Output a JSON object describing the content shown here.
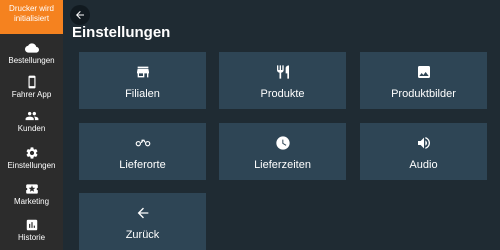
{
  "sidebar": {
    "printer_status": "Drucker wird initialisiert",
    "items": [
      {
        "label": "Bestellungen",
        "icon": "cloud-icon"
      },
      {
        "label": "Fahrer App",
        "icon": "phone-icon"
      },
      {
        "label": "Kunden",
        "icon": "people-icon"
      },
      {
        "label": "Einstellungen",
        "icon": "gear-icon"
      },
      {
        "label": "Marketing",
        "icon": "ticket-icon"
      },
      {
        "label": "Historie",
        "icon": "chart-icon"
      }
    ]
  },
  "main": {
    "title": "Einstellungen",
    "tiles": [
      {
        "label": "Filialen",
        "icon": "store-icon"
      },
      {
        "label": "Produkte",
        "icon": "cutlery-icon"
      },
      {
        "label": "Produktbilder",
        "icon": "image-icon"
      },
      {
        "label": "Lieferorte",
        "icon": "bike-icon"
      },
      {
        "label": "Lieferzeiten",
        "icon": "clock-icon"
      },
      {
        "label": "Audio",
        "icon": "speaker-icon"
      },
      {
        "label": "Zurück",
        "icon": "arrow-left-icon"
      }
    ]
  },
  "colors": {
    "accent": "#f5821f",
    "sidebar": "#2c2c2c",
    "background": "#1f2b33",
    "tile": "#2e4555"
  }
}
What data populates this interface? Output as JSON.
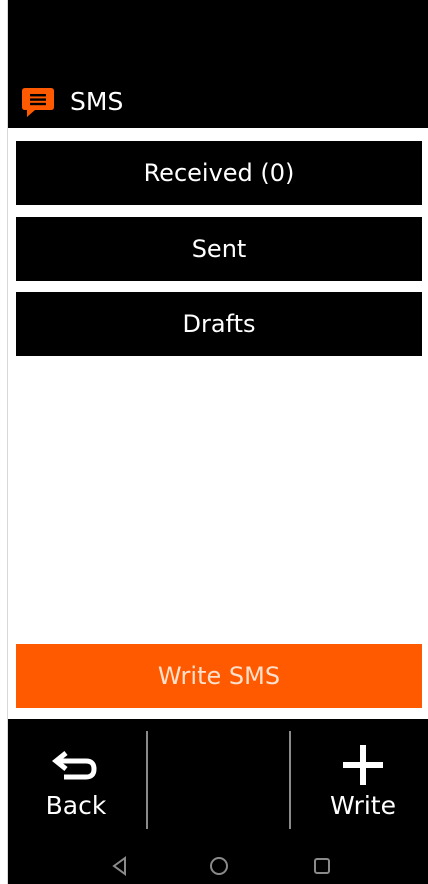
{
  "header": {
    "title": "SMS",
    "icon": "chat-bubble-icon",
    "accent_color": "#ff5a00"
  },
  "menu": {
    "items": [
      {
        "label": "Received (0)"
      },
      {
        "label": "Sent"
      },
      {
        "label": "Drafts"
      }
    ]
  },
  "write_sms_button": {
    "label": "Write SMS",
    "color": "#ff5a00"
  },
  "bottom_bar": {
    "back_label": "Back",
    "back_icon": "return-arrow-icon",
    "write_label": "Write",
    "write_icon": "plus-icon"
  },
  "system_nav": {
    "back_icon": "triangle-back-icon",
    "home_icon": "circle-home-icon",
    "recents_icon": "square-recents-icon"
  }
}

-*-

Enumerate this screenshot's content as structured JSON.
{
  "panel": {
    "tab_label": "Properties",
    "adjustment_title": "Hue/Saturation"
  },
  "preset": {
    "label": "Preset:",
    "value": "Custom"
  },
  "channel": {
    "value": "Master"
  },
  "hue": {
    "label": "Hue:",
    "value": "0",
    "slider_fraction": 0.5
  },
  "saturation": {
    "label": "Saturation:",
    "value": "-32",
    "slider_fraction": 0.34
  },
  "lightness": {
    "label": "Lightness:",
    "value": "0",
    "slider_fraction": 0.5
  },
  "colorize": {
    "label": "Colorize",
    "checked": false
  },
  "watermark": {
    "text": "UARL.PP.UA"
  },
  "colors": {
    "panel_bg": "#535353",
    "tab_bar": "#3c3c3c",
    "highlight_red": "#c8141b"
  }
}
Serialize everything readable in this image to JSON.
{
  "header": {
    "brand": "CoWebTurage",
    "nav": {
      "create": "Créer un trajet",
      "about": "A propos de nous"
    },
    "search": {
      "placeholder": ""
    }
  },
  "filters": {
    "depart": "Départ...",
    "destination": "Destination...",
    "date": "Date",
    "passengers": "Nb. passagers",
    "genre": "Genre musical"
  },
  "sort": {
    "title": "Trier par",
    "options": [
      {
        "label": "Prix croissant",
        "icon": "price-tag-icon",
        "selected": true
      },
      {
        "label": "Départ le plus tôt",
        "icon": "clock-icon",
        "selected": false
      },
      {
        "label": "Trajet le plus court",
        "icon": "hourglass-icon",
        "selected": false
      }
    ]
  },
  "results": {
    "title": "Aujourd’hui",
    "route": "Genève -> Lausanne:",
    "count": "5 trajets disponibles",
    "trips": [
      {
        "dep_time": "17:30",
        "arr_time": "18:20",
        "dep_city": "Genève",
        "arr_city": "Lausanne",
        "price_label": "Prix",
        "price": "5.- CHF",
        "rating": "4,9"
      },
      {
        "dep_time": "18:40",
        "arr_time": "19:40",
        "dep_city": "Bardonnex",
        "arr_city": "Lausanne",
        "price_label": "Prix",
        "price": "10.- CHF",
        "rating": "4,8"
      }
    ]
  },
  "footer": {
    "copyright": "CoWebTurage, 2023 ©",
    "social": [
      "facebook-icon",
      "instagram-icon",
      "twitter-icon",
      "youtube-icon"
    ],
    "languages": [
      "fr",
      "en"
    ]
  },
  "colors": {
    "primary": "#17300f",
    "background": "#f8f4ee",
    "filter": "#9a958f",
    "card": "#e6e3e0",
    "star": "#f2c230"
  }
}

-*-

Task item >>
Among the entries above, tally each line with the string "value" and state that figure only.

Response area >>
5